[Records to process — start]

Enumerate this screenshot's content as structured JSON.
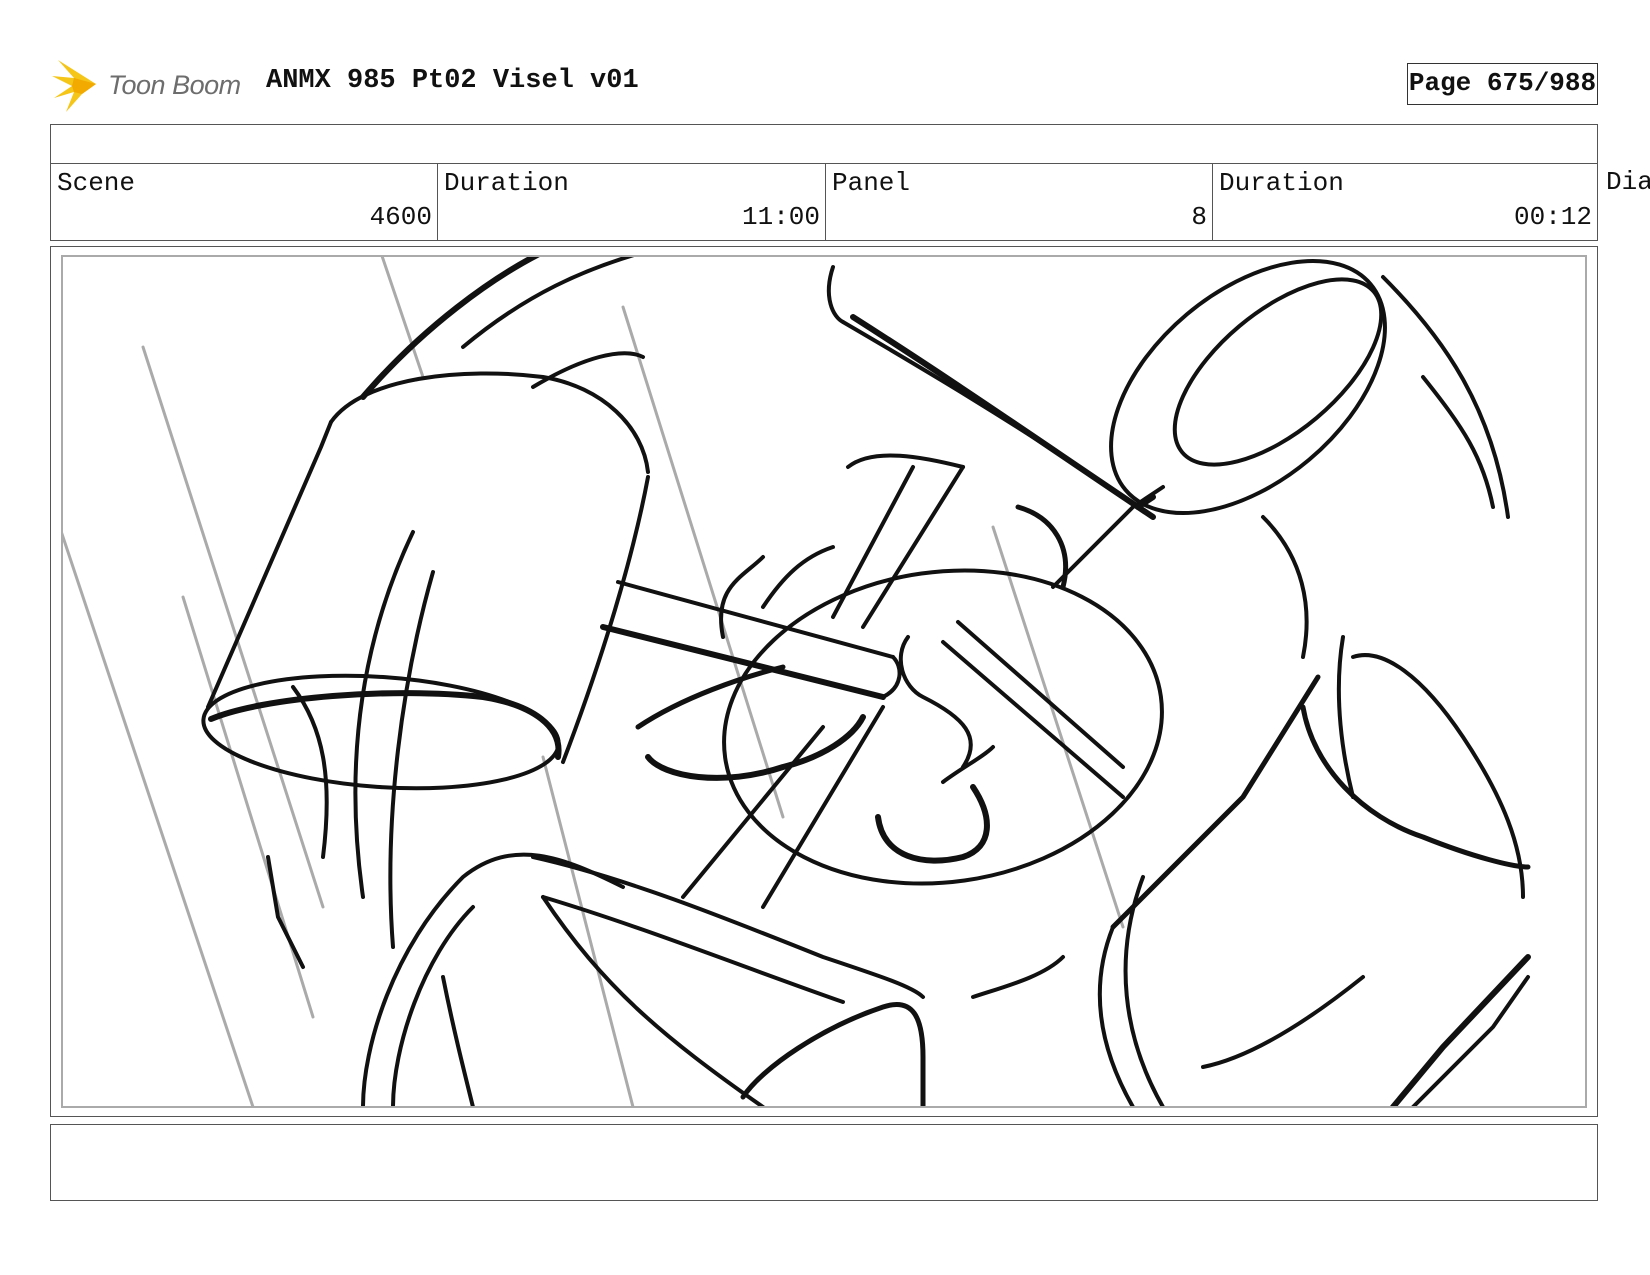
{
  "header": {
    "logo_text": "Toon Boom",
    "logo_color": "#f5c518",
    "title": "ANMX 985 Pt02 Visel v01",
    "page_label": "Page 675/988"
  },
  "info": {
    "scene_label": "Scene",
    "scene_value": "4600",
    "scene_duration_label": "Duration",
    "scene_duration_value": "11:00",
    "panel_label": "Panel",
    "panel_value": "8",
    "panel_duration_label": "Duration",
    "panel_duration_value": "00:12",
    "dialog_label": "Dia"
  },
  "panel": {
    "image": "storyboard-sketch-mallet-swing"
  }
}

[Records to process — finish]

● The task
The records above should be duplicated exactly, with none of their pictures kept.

● Task output
Enumerate this screenshot's content as structured JSON.
{
  "header": {
    "logo_text": "Toon Boom",
    "logo_color": "#f5c518",
    "title": "ANMX 985 Pt02 Visel v01",
    "page_label": "Page 675/988"
  },
  "info": {
    "scene_label": "Scene",
    "scene_value": "4600",
    "scene_duration_label": "Duration",
    "scene_duration_value": "11:00",
    "panel_label": "Panel",
    "panel_value": "8",
    "panel_duration_label": "Duration",
    "panel_duration_value": "00:12",
    "dialog_label": "Dia"
  },
  "panel": {
    "image": "storyboard-sketch-mallet-swing"
  }
}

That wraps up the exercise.